The Department of Agriculture has targeted a hybrid rice area of an unprecedented 1.2 to 1.3 million hectares for crop year 2022 after a lull in hybrid planting as it aims to boost food security amid the continuing COVID 19 pandemic.
At least 700 hectares of hybrid rice are being readied for the bumper dry season of 2022. That leaves around 500 to 600 hectares for the less anticipated rainy season, but still a big area compared to previous years.
Out of the 15 priority provinces, five provinces already have identified locations. These top five provinces are Bukidnon, Bicol, Nueva Ecija, Isabela, and Ilocos.
“For our third year now, we have aggressively pursued hybrid rice planting. That is the reason why we have been able to attain the highest level of rice production this year. With hybrid rice, you’re sure to automatically harvest an additional 1.52 metric tons per hectare versus inbred,” said Dr. Frisco Malabanan, DA rice program consultant.
The Philippines posted a record rice harvest of 19.44 million MT in 2020 from 18.81 million MT in 2019.
Yet, the DA budget for the food security program for 2022 has yet to be assured for the hybrid rice program to sustain.
“The budget of DA for food security has yet to be approved. It’s still being discussed in the Senate,” Malabanan said in a statement.
Private seed growers have committed to supply DA the needed hybrid rice seeds. They are readying the rice area particularly involving DA’s rice clustering program.
The clustering program consolidates a hybrid rice area of at least 100 hectares particularly in 15 priority provinces.
“We assure government of our support for this public partnership program. It will be the key to our goal for food sufficiency and food security,” said Rice Board President Recher Ondap.
“We hope to be assured of the government’s budget allocation as many farmers have started land preparation for the dry season 2022. Budgetary support should not only be for this rice clustering program but for the entire food sufficiency and resiliency program.”
The DA has been successful in restoring the hybrid rice program after it secured a budget for this in the last two years.
“Secretary (William) Dar has been supported by the economic managers in the budget for hybrid rice. Prior to this, our hybrid rice area was only at around 300,000 to 400,000 hectares,” Malabanan said.
Under the hybrid rice program, DA allocated a seed subsidy of P5,000 per hectare. This is with a fertilizer support of three vouchers per farmer equivalent to P1,000 per voucher.
But these are not the only things needed for the DA rice program to take off. The programs on irrigation, fertilization, mechanization also have to be funded.
DA also has a separate program for certified rice seeds under RCEP (Rice Competitiveness Enhancement Fund.
DA envisions the Rice Clustering Program to be a banner program for achieving a highly competitive status in rice sector.
The Rice Clustering Program will be a model of best practices focused initially in the 15 priority provinces.

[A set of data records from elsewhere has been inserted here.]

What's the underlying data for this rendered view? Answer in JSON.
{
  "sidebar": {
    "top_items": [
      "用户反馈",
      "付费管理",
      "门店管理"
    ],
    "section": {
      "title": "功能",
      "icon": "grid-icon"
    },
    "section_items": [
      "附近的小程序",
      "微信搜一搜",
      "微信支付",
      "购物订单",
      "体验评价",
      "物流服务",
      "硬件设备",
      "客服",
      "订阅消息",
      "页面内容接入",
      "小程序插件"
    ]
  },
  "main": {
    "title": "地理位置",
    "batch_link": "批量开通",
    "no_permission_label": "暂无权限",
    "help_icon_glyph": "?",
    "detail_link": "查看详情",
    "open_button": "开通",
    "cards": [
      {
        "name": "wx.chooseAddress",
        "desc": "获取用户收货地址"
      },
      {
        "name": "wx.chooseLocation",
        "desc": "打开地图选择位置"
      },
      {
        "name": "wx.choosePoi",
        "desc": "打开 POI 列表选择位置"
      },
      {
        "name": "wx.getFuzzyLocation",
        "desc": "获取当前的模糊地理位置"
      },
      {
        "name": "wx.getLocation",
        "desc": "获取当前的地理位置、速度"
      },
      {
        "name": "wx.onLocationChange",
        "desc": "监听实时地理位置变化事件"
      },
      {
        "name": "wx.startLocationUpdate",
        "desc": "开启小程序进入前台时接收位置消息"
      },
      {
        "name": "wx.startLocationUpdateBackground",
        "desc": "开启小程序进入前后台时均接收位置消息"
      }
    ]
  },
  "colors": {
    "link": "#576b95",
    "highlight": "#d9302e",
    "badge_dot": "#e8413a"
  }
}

However, the model can be replicated in all of Philippines’ regions.
The clustered area will be a model for the use of high yielding seeds, balanced fertilization, adequate irrigation, use of modern machines for land preparation and post harvest, availability of credit, use of technology for various cultural practices, and market linkage.
The clustered areas will no longer just be technology demonstration (techno-demo) or trial areas but will be sustaining commercial farms.
The Rice Board has long been supporting DA’s hybrid rice program. In particular,
Rice board’s private seed growers have consistently participated in the yearly National Rice Technology Forum.
It is a competition for the highest rice yield administered by DA and the Philippine Rice Research Institute (Philrice).
A total of 13 techno-demo trials had been carried out by the DA. local government units, and private sector under the NRTF in the last seven years as an effort to transfer hybrid rice technology to farmers.
The last one was held in Leyte. Report on the trials came out last October 12, 2021.
Under DA’s Memo Circular (MC) No. 11 issued June 2, 2021, these clustered hybrid rice farms should produce at least one metric ton (MT) higher yield than certified inbred seeds. Or yield should be equivalent to at least 5 MT per hectare.
The seed companies also provide the needed technical support to farmers and guide them on the proper management of their varieties.
“The Rice Board adheres to this provision,” Ondap said. “In fact, seed companies are employing more technical people to better facilitate the transfer of hybrid rice technology to farmers.”
As they are expected to churn out high yield, these hybrid rice farms should raise the country’s food self sufficiency. They should reduce rice imports now reaching to some two million MT yearly. This program should also reduce production cost and increase the income of rice farmers.
“Any country in the world, if it can produce its staple locally, it would do it because it’s difficult to be depending on the world market for your staple’s supply,” Malabanan said.